“No material thing is strong enough to bear the burden of the world. But the everlasting Word [logos] of the eternal God is the firmest and surest support of the whole. He stretches to reach from the middle to the edges and from the heights to the middle, uniting and binding all the parts with nature's unfailing course. For the Father who begot Him made Him the unbreakable bond of all".
Philo of Alexandria.
So what's it really about then?
Spending too much. Eating too much. Totally forgotten nights at New Year's because of way to much drink?
It's all just a jumble of old traditions - mistletoe and mince pies, Santa and carols. The 'religious' bits are unnecessary - irrelevant really. Family and friends and "happy" moments - that's what it's actually all about.
The contemporary Christmas certainly wants to substantiate a new myth - that Christianity's 'idea' of us being visited by God Himself was some kind of much later invention - Jesus really wasn't important in that way - just a nice guy to think about now and then, a little like father Christmas!
It's a lie that is quickly (and rightly) binned in a few moments.

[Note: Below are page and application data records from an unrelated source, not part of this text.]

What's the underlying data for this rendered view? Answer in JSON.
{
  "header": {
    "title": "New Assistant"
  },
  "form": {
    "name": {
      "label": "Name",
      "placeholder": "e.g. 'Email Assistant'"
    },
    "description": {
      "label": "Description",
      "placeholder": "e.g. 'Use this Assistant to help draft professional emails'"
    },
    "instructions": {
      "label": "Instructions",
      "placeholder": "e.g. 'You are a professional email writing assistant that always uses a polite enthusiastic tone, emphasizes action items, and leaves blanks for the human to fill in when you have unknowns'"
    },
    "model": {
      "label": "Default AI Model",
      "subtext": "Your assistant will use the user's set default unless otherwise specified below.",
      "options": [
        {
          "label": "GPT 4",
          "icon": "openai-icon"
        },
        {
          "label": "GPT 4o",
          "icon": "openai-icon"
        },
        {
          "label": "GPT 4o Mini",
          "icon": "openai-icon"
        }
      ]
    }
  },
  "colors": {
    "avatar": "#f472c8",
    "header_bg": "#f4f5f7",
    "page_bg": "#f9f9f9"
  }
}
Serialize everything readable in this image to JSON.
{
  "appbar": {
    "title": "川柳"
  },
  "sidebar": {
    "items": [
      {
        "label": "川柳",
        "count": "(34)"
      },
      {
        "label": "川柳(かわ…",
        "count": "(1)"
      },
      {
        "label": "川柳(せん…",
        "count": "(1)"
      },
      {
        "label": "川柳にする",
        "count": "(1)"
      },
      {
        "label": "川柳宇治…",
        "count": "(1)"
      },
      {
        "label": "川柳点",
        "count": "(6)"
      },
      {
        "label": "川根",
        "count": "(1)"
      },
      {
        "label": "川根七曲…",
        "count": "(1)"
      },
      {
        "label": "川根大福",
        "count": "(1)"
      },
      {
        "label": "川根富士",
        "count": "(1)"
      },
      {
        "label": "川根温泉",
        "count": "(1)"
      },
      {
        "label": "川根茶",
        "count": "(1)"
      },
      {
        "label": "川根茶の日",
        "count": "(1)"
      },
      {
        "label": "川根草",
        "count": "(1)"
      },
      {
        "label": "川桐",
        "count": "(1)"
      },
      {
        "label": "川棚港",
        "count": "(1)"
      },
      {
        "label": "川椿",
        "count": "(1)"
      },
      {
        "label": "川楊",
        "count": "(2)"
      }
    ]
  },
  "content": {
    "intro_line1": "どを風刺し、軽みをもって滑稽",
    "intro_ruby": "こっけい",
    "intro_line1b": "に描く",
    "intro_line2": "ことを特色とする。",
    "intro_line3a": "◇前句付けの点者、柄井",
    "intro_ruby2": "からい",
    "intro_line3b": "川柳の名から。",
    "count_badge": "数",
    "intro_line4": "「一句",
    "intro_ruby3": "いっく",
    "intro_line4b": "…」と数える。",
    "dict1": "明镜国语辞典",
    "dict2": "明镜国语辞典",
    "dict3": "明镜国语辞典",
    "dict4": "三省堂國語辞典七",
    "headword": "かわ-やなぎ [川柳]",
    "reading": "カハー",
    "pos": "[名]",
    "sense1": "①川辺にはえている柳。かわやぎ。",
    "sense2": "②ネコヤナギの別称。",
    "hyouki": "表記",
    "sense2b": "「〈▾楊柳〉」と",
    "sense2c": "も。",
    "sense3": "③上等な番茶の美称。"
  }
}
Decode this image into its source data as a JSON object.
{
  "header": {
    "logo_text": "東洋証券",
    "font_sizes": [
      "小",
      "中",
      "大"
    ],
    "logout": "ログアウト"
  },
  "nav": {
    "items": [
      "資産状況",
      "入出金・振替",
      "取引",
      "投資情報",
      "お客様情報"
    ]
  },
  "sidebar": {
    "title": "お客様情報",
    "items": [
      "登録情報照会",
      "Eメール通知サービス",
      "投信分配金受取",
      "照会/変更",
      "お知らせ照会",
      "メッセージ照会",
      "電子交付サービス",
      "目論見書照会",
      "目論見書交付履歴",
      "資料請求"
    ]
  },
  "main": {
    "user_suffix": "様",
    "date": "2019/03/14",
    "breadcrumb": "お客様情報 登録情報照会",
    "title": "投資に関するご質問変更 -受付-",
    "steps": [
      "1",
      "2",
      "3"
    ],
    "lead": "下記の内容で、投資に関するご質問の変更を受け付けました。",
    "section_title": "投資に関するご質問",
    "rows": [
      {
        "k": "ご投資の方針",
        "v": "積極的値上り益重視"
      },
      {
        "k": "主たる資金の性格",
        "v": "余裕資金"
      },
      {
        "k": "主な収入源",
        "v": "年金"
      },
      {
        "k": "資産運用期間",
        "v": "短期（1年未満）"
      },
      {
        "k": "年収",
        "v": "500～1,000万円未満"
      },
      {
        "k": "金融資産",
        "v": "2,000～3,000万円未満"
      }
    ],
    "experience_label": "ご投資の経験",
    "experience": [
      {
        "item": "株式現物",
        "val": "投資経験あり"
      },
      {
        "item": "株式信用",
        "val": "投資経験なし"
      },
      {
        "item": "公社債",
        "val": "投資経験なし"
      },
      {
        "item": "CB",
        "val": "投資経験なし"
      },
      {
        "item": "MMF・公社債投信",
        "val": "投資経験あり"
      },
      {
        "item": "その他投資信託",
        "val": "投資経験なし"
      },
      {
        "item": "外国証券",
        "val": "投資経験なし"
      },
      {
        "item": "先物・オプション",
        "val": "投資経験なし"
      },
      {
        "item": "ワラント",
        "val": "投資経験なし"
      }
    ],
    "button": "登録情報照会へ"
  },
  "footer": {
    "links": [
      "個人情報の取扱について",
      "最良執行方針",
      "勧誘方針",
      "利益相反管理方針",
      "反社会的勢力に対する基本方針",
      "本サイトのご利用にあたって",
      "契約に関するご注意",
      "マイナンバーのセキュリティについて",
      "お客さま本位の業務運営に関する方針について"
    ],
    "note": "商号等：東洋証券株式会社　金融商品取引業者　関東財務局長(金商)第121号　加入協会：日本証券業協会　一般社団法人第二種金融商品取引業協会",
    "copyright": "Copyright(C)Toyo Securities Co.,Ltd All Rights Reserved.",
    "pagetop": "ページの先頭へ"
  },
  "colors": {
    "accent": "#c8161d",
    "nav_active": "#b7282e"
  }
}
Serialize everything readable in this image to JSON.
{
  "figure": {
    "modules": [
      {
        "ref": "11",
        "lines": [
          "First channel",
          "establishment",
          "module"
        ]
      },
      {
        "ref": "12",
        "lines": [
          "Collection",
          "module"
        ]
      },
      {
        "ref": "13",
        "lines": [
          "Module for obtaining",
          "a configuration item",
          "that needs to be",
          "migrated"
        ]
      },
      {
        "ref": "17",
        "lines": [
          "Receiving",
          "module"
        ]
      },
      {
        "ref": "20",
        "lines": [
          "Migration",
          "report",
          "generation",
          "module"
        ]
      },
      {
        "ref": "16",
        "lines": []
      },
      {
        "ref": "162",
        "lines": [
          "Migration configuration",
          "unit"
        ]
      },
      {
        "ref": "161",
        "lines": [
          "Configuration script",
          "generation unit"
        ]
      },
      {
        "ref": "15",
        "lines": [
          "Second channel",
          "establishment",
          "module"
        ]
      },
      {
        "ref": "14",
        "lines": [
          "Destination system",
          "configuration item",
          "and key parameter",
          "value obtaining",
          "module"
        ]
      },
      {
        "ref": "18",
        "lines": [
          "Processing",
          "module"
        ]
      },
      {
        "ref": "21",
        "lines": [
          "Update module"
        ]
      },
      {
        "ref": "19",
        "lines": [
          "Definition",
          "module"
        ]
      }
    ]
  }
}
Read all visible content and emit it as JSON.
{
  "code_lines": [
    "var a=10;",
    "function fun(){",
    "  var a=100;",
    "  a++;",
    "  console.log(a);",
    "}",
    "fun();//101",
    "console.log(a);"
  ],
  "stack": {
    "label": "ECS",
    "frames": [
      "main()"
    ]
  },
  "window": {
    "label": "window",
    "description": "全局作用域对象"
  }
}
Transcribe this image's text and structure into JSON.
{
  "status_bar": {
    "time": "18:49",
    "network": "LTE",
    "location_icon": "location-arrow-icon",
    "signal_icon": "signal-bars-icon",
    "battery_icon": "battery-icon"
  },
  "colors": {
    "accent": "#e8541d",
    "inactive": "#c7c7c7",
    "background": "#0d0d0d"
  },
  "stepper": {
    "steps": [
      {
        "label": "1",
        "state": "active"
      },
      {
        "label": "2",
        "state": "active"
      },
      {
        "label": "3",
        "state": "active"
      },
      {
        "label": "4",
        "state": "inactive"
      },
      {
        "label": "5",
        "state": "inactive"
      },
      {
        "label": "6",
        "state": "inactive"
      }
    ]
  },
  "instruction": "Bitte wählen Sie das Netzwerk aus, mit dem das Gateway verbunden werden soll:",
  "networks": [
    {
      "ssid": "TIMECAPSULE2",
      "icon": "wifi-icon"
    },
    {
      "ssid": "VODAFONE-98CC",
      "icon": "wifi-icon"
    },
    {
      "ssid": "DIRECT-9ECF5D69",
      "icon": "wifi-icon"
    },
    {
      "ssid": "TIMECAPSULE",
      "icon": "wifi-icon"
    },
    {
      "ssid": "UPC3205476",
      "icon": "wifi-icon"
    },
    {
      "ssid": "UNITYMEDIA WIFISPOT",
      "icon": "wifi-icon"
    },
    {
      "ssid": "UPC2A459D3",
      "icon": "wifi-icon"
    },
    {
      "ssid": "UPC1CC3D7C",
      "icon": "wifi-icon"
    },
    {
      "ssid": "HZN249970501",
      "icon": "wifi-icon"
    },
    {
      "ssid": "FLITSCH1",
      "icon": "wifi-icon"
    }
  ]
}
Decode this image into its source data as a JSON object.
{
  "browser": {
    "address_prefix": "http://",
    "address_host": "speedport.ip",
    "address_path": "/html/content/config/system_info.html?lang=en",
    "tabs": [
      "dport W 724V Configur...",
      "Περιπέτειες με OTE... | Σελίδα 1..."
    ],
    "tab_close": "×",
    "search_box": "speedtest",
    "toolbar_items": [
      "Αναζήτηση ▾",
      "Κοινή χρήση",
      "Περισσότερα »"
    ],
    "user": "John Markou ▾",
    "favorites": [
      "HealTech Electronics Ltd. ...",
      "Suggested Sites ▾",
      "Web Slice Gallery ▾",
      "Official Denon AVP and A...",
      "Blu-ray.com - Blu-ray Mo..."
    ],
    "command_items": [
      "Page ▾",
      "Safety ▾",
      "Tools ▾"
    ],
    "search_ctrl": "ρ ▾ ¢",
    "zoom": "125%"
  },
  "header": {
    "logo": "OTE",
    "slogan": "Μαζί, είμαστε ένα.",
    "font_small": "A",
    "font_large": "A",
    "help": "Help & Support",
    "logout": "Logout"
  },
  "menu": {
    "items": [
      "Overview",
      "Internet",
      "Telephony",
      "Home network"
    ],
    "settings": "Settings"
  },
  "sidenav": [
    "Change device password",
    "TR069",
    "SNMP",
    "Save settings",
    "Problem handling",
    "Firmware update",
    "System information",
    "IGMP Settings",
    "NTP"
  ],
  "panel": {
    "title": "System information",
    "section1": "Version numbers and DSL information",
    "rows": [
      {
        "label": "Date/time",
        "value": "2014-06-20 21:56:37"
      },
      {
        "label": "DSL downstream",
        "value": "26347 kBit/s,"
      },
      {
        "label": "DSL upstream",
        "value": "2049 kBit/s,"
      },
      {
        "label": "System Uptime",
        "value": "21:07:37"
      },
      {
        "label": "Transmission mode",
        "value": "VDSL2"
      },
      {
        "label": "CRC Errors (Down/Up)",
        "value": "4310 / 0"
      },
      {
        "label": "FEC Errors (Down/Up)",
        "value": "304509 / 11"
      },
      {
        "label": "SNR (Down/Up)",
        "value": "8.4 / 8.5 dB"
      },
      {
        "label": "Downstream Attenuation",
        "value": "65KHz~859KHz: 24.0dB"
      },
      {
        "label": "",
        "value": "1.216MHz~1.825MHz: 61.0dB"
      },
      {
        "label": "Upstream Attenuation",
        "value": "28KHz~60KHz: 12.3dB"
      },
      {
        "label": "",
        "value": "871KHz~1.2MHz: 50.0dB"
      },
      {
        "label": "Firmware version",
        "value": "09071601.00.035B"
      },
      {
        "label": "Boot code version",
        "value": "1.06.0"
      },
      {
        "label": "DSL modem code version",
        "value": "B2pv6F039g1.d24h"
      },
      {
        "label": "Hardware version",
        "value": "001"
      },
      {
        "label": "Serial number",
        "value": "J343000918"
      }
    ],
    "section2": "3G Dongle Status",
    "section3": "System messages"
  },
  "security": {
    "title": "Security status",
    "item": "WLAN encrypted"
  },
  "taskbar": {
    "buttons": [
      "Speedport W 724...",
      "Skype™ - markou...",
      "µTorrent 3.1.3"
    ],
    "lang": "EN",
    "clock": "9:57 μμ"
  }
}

A century before the nativity, the Jewish scholar Philo wrote the above words, echoing something which had been recognized in Judaism from the days of Moses and earlier - the issue of the 'mystery' of the persons of Elohim (the Lord God), touched upon so clearly in the passages of the Old Testament (Isaiah 44:6).
Within the very first days of the church beginning to proclaim Jesus as Lord (supreme authority), it was clear that such statements and hymns spoke of such Lordship being expressed in Christ's life, death and resurrection (Philippians 2:5-11) and that this therefore became the source of our understanding of the nearness and purpose of God - to draw close to us that we might touch and see His goodness and intent; to rescue us from darkness by His love.
The very 'Word', which both Paul and Philo remind us holds all things together to do the Father's will, came amongst us - that is the intent of the season, to reflect upon how the one who perfectly reflects and conveys the astonishing fellowship and nature of God came to us, lost souls that we are, that we might touch, might see the reality of God's love.
History and revelation bear witness to this truly supernatural fact - a truth which should season our days here with a sense of what, thankfully, truly resides beyond the often pantomime-like 'festivities' that parade as Christmas.
"God of God, Light of Light, Lo He abhors not the Virgin's womb,
Very God, begotten not created,
Oh come, let us adore Him, Christ the Lord".